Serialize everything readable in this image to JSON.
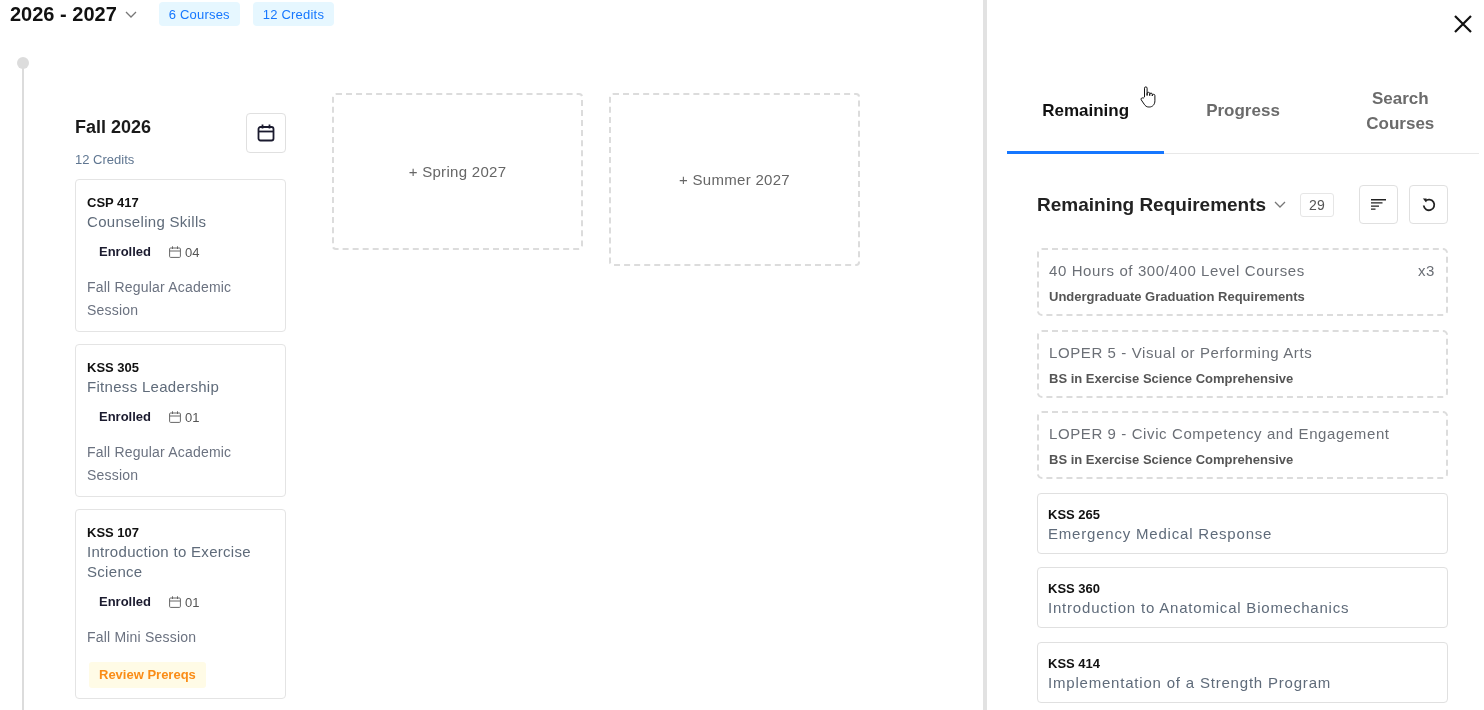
{
  "year_header": {
    "title": "2026 - 2027",
    "badges": [
      "6 Courses",
      "12 Credits"
    ]
  },
  "terms": [
    {
      "kind": "term",
      "name": "Fall 2026",
      "credits": "12 Credits",
      "courses": [
        {
          "code": "CSP 417",
          "title": "Counseling Skills",
          "status": "Enrolled",
          "section": "04",
          "session": "Fall Regular Academic Session"
        },
        {
          "code": "KSS 305",
          "title": "Fitness Leadership",
          "status": "Enrolled",
          "section": "01",
          "session": "Fall Regular Academic Session"
        },
        {
          "code": "KSS 107",
          "title": "Introduction to Exercise Science",
          "status": "Enrolled",
          "section": "01",
          "session": "Fall Mini Session",
          "warning": "Review Prereqs"
        }
      ]
    },
    {
      "kind": "add",
      "label": "+ Spring 2027"
    },
    {
      "kind": "add",
      "label": "+ Summer 2027"
    }
  ],
  "panel": {
    "tabs": [
      {
        "label": "Remaining",
        "selected": true
      },
      {
        "label": "Progress",
        "selected": false
      },
      {
        "label": "Search Courses",
        "selected": false
      }
    ],
    "heading": "Remaining Requirements",
    "count": "29",
    "requirements": [
      {
        "kind": "requirement",
        "title": "40 Hours of 300/400 Level Courses",
        "source": "Undergraduate Graduation Requirements",
        "multiplier": "x3"
      },
      {
        "kind": "requirement",
        "title": "LOPER 5 - Visual or Performing Arts",
        "source": "BS in Exercise Science Comprehensive"
      },
      {
        "kind": "requirement",
        "title": "LOPER 9 - Civic Competency and Engagement",
        "source": "BS in Exercise Science Comprehensive"
      },
      {
        "kind": "course",
        "code": "KSS 265",
        "title": "Emergency Medical Response"
      },
      {
        "kind": "course",
        "code": "KSS 360",
        "title": "Introduction to Anatomical Biomechanics"
      },
      {
        "kind": "course",
        "code": "KSS 414",
        "title": "Implementation of a Strength Program"
      }
    ]
  }
}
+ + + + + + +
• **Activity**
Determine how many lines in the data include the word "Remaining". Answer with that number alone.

• **Response to the task**
2